Opening up about his experience since coming out as gay when he was 18, he said: “Because I’ve been out professionally since I was 18, I’ve been aware that I was overlooked for roles because producers knew I was gay, and I’ve had to put up with homophobic abuse on social media.

"People forget that you are a person, who still goes home to their family every night. I think they expect you to be thick-skinned.

Daniel Brocklebank as Billy Mayhew
Daniel has played loveable but troubled vicar Billy Mayhew on Corrie since 2014

"What they don’t see is when you shut the front door after a barrage of abuse and have to try to shake it off."
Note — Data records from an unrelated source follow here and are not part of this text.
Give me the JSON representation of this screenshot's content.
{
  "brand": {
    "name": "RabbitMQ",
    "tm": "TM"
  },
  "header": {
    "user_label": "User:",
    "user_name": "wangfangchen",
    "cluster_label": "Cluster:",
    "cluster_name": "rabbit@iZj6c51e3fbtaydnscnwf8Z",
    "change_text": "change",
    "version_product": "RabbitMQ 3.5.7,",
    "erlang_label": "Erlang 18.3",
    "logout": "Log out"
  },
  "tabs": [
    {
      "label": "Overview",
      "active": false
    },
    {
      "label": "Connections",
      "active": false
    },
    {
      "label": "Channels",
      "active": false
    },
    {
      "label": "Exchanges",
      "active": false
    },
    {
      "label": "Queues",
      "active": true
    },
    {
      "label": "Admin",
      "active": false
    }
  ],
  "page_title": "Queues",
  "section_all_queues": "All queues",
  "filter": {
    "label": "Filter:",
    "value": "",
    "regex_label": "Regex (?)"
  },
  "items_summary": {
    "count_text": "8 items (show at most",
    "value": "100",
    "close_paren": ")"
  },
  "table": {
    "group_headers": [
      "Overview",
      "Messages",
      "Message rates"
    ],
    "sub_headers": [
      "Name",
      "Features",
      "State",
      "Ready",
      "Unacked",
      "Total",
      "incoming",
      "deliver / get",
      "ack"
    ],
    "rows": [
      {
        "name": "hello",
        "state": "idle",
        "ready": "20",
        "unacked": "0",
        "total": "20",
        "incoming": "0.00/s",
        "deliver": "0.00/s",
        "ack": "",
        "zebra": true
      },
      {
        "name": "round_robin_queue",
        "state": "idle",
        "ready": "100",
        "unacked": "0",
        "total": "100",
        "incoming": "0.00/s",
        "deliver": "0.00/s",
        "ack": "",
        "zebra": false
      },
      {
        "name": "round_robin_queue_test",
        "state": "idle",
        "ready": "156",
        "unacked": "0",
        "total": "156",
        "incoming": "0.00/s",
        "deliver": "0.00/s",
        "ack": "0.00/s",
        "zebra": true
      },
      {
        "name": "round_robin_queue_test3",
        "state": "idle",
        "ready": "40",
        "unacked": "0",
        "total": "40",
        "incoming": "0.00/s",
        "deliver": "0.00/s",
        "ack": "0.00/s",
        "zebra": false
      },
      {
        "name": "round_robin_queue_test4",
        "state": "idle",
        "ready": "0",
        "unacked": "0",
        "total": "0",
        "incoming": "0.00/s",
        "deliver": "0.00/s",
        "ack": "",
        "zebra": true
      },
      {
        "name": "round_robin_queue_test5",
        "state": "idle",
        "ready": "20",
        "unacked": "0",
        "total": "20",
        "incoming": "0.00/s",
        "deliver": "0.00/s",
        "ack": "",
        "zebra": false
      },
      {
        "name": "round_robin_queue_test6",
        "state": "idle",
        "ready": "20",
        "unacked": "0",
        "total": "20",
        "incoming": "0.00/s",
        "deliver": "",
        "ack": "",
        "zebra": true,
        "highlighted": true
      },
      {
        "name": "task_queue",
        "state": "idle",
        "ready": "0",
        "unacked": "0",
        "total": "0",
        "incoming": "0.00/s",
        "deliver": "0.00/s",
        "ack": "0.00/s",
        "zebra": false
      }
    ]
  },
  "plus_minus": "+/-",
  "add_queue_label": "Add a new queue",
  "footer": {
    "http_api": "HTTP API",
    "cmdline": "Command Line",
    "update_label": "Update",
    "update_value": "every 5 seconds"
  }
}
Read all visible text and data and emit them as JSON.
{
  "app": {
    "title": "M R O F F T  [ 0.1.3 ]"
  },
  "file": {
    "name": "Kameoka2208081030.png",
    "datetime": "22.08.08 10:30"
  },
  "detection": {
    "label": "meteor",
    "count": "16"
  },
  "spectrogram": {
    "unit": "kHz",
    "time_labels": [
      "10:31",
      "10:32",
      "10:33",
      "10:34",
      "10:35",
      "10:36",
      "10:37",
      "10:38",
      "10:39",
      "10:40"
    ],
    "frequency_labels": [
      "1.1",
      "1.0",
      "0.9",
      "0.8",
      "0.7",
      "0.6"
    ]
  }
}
"I think that caused more backlash than any other storyline I’ve had, and I had a lot of parents getting in touch saying they were disgusted and that they had to explain to their child why two men were kissing," he said.

Daniel added: "My response to that was, 'Great, that’s amazing that you’ve actually been able to educate your kid that love comes in all different formats'."

He also reflected on some harrowing experiences growing up knowing he was gay in the eighties.

Daniel Brocklebank and a puppy
Dog-lover Daniel said it was tough growing up knowing he was gay in the 80s

He said: "When I was growing up, the legal age of consent was still 21 and it was illegal for teachers to discuss homosexuality in schools.

"I lived in a rural area, there was no internet and there were no gay role models on TV.

"It was the 1980s – all you read was gays were spread­­ing Aids and gays were paedophiles. It was hideous."

Now, he hopes by playing a gay character on a prime time soap, he can speak to children from the LGBT+ community who might be looking for role models.

"When I was 14 I thought I was maybe the only person in the world who was gay. And it would’ve helped massively to know I wasn’t," he said.